Video: Hippo lifeguard

I’ve just read an amazing story online about a hippo-turned-lifeguard in Tanzania. Hippos can be very aggressive creatures, and are responsible for numerous attacks on people in Africa. This hippo has decided to help its fellow beasts in their annual migration.

At a river crossing on the Mara River, video footage was shot of this hippo stopping first a young wildebeest calf, and then a young zebra foal, from being swept downstream.

If you haven’t already seen it, here is the video.

Tags: , , , ,

Categories: Nature/Environment


I live on the Southern coast of South Africa, and write about the things that interest, amuse or inspire me. You can find me at and (my photoblog)


Subscribe to the Notes from Africa RSS and Twitter feeds to receive updates.

7 Comments on “Video: Hippo lifeguard”

  1. December 6, 2010 at 2:34 pm #

    How amazing! I loved how the hippo waited to see that each of the young animals was safe before moving away. Nature is amazing. Thanks for sharing this.

    • December 6, 2010 at 3:36 pm #

      Yes, isn’t it amazing?! Just thinking of the level of comprehension (in understanding what the problem is) and empathy that the hippo has for another species is mind-boggling.

  2. December 6, 2010 at 4:08 pm #

    Remarkable! Truly! Thanks for sharing this, Lisa. I too love the way hippo patiently tends to his “friend” till the zebra safely scrambles ashore on the other side!

    • December 6, 2010 at 5:16 pm #

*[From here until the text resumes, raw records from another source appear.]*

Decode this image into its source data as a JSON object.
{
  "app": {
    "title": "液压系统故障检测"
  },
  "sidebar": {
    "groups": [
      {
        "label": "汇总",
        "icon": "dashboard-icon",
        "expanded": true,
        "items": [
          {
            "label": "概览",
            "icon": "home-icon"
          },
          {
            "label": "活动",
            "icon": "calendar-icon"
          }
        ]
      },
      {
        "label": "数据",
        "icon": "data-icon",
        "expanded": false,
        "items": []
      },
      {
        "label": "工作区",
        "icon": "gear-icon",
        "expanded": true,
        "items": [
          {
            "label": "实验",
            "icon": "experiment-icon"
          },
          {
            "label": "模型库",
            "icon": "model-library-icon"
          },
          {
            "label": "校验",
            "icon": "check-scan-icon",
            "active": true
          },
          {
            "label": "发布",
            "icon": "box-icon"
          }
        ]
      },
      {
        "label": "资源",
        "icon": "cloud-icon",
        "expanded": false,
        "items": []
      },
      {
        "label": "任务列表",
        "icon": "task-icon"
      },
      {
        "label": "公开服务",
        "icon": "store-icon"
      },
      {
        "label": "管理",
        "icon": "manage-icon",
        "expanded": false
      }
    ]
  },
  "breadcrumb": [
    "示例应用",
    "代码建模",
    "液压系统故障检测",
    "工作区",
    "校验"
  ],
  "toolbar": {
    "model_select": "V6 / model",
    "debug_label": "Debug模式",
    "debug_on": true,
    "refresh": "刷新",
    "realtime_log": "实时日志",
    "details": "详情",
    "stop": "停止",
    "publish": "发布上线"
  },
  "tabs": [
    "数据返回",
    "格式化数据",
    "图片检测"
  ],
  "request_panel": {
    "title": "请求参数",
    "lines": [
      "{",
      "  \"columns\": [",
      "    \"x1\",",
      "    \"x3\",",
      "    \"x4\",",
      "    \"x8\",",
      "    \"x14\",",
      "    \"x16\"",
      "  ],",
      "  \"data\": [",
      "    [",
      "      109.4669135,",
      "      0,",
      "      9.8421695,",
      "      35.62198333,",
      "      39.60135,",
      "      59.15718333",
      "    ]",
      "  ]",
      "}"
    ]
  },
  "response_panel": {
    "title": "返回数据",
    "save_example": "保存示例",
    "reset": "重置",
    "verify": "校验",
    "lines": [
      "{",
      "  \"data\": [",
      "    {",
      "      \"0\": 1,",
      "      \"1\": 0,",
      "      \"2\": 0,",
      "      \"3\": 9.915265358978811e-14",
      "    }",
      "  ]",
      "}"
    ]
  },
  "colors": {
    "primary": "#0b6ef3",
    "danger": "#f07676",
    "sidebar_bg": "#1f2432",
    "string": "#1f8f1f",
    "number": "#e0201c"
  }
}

      Yes, the hippo doesn’t just abandon the zebra when it gets close to the shore. That poor little zebra was exhausted when it go to the other side.

  3. December 7, 2010 at 10:53 am #

    Amazing! Thank you for sharing!

  4. December 7, 2010 at 8:11 pm #

    Ahh!, that is just too awesome for words, especially since hippo’s are generally very dangerous creatures. Out of curiosity, is there any reference to the gender of that hippo?

    • December 7, 2010 at 8:49 pm #

      That’s an interesting question. I don’t know whether the hippo was male or female. It didn’t say in any of the reports I read. From the nurturing behaviour though I’d guess female.

Leave a Reply

Fill in your details below or click an icon to log in: Logo

You are commenting using your account. Log Out /  Change )

Twitter picture

You are commenting using your Twitter account. Log Out /  Change )

Facebook photo

You are commenting using your Facebook account. Log Out /  Change )

Connecting to %s

%d bloggers like this: